* Exercise brief *
Write every record out again exactly as shown below.
--- The data Enclosed Below ---
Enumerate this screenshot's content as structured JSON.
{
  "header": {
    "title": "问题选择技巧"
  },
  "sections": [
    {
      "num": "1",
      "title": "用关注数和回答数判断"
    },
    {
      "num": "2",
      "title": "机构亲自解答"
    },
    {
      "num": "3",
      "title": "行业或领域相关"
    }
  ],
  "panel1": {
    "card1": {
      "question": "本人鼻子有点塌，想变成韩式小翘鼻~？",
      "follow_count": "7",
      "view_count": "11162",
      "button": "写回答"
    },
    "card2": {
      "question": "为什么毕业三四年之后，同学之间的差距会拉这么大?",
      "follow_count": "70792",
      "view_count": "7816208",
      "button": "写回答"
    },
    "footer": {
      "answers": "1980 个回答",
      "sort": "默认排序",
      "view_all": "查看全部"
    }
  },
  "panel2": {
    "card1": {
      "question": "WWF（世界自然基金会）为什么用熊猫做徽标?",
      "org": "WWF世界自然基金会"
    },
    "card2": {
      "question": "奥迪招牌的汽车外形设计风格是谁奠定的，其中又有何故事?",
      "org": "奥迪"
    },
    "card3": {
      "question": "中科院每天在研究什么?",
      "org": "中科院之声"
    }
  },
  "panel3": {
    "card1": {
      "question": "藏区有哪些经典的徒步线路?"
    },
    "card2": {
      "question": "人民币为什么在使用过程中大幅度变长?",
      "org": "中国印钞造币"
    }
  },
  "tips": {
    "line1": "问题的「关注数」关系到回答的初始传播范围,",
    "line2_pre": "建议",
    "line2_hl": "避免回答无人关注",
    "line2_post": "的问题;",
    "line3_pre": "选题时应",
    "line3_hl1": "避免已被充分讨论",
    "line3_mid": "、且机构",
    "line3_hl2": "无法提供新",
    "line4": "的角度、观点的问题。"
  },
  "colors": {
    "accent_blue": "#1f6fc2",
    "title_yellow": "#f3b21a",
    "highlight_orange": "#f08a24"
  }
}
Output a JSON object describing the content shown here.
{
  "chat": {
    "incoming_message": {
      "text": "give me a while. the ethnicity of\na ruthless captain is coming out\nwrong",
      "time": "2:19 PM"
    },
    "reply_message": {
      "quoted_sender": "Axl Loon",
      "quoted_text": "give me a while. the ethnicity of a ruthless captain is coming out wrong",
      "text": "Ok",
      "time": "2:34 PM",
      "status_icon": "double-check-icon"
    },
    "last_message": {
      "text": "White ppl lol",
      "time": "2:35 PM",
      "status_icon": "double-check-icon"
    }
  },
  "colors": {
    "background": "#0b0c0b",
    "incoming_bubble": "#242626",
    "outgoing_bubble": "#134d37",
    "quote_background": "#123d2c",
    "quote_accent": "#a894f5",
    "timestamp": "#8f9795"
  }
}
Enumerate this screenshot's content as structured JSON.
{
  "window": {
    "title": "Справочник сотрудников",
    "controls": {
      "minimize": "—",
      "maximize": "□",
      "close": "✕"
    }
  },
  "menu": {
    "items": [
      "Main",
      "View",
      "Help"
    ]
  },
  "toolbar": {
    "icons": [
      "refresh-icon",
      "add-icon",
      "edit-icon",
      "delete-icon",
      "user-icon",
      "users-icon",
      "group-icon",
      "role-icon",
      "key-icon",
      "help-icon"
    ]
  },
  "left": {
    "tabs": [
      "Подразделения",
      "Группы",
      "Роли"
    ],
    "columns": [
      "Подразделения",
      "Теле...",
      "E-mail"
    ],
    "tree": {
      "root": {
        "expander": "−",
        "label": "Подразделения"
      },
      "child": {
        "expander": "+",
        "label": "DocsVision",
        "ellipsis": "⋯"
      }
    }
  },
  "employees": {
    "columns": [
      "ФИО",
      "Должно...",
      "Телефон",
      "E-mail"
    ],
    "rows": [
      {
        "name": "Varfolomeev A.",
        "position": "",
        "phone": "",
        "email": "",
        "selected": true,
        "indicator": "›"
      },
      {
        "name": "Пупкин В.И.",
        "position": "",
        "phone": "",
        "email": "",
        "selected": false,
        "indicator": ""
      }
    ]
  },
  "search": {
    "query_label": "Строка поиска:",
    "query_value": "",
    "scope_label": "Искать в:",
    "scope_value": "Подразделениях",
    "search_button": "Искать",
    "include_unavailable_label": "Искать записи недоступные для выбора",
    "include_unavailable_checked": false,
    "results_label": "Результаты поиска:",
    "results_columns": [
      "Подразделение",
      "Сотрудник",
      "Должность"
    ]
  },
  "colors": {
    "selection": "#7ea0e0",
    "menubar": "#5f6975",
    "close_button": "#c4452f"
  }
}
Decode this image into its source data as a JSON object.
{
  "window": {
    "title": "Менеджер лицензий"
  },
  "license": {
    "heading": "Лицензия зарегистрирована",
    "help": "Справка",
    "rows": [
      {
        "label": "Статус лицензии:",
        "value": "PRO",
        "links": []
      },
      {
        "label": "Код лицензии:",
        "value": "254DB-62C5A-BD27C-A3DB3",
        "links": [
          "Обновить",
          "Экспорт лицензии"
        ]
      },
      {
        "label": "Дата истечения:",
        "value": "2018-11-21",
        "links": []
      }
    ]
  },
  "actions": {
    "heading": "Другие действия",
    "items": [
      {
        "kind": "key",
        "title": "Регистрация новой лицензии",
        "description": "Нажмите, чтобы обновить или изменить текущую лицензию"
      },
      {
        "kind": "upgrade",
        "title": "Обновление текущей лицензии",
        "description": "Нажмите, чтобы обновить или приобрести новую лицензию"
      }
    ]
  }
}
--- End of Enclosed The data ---
* Response to the task *
Enumerate this screenshot's content as structured JSON.
{
  "header": {
    "title": "问题选择技巧"
  },
  "sections": [
    {
      "num": "1",
      "title": "用关注数和回答数判断"
    },
    {
      "num": "2",
      "title": "机构亲自解答"
    },
    {
      "num": "3",
      "title": "行业或领域相关"
    }
  ],
  "panel1": {
    "card1": {
      "question": "本人鼻子有点塌，想变成韩式小翘鼻~？",
      "follow_count": "7",
      "view_count": "11162",
      "button": "写回答"
    },
    "card2": {
      "question": "为什么毕业三四年之后，同学之间的差距会拉这么大?",
      "follow_count": "70792",
      "view_count": "7816208",
      "button": "写回答"
    },
    "footer": {
      "answers": "1980 个回答",
      "sort": "默认排序",
      "view_all": "查看全部"
    }
  },
  "panel2": {
    "card1": {
      "question": "WWF（世界自然基金会）为什么用熊猫做徽标?",
      "org": "WWF世界自然基金会"
    },
    "card2": {
      "question": "奥迪招牌的汽车外形设计风格是谁奠定的，其中又有何故事?",
      "org": "奥迪"
    },
    "card3": {
      "question": "中科院每天在研究什么?",
      "org": "中科院之声"
    }
  },
  "panel3": {
    "card1": {
      "question": "藏区有哪些经典的徒步线路?"
    },
    "card2": {
      "question": "人民币为什么在使用过程中大幅度变长?",
      "org": "中国印钞造币"
    }
  },
  "tips": {
    "line1": "问题的「关注数」关系到回答的初始传播范围,",
    "line2_pre": "建议",
    "line2_hl": "避免回答无人关注",
    "line2_post": "的问题;",
    "line3_pre": "选题时应",
    "line3_hl1": "避免已被充分讨论",
    "line3_mid": "、且机构",
    "line3_hl2": "无法提供新",
    "line4": "的角度、观点的问题。"
  },
  "colors": {
    "accent_blue": "#1f6fc2",
    "title_yellow": "#f3b21a",
    "highlight_orange": "#f08a24"
  }
}
Output a JSON object describing the content shown here.
{
  "chat": {
    "incoming_message": {
      "text": "give me a while. the ethnicity of\na ruthless captain is coming out\nwrong",
      "time": "2:19 PM"
    },
    "reply_message": {
      "quoted_sender": "Axl Loon",
      "quoted_text": "give me a while. the ethnicity of a ruthless captain is coming out wrong",
      "text": "Ok",
      "time": "2:34 PM",
      "status_icon": "double-check-icon"
    },
    "last_message": {
      "text": "White ppl lol",
      "time": "2:35 PM",
      "status_icon": "double-check-icon"
    }
  },
  "colors": {
    "background": "#0b0c0b",
    "incoming_bubble": "#242626",
    "outgoing_bubble": "#134d37",
    "quote_background": "#123d2c",
    "quote_accent": "#a894f5",
    "timestamp": "#8f9795"
  }
}
Enumerate this screenshot's content as structured JSON.
{
  "window": {
    "title": "Справочник сотрудников",
    "controls": {
      "minimize": "—",
      "maximize": "□",
      "close": "✕"
    }
  },
  "menu": {
    "items": [
      "Main",
      "View",
      "Help"
    ]
  },
  "toolbar": {
    "icons": [
      "refresh-icon",
      "add-icon",
      "edit-icon",
      "delete-icon",
      "user-icon",
      "users-icon",
      "group-icon",
      "role-icon",
      "key-icon",
      "help-icon"
    ]
  },
  "left": {
    "tabs": [
      "Подразделения",
      "Группы",
      "Роли"
    ],
    "columns": [
      "Подразделения",
      "Теле...",
      "E-mail"
    ],
    "tree": {
      "root": {
        "expander": "−",
        "label": "Подразделения"
      },
      "child": {
        "expander": "+",
        "label": "DocsVision",
        "ellipsis": "⋯"
      }
    }
  },
  "employees": {
    "columns": [
      "ФИО",
      "Должно...",
      "Телефон",
      "E-mail"
    ],
    "rows": [
      {
        "name": "Varfolomeev A.",
        "position": "",
        "phone": "",
        "email": "",
        "selected": true,
        "indicator": "›"
      },
      {
        "name": "Пупкин В.И.",
        "position": "",
        "phone": "",
        "email": "",
        "selected": false,
        "indicator": ""
      }
    ]
  },
  "search": {
    "query_label": "Строка поиска:",
    "query_value": "",
    "scope_label": "Искать в:",
    "scope_value": "Подразделениях",
    "search_button": "Искать",
    "include_unavailable_label": "Искать записи недоступные для выбора",
    "include_unavailable_checked": false,
    "results_label": "Результаты поиска:",
    "results_columns": [
      "Подразделение",
      "Сотрудник",
      "Должность"
    ]
  },
  "colors": {
    "selection": "#7ea0e0",
    "menubar": "#5f6975",
    "close_button": "#c4452f"
  }
}
Decode this image into its source data as a JSON object.
{
  "window": {
    "title": "Менеджер лицензий"
  },
  "license": {
    "heading": "Лицензия зарегистрирована",
    "help": "Справка",
    "rows": [
      {
        "label": "Статус лицензии:",
        "value": "PRO",
        "links": []
      },
      {
        "label": "Код лицензии:",
        "value": "254DB-62C5A-BD27C-A3DB3",
        "links": [
          "Обновить",
          "Экспорт лицензии"
        ]
      },
      {
        "label": "Дата истечения:",
        "value": "2018-11-21",
        "links": []
      }
    ]
  },
  "actions": {
    "heading": "Другие действия",
    "items": [
      {
        "kind": "key",
        "title": "Регистрация новой лицензии",
        "description": "Нажмите, чтобы обновить или изменить текущую лицензию"
      },
      {
        "kind": "upgrade",
        "title": "Обновление текущей лицензии",
        "description": "Нажмите, чтобы обновить или приобрести новую лицензию"
      }
    ]
  }
}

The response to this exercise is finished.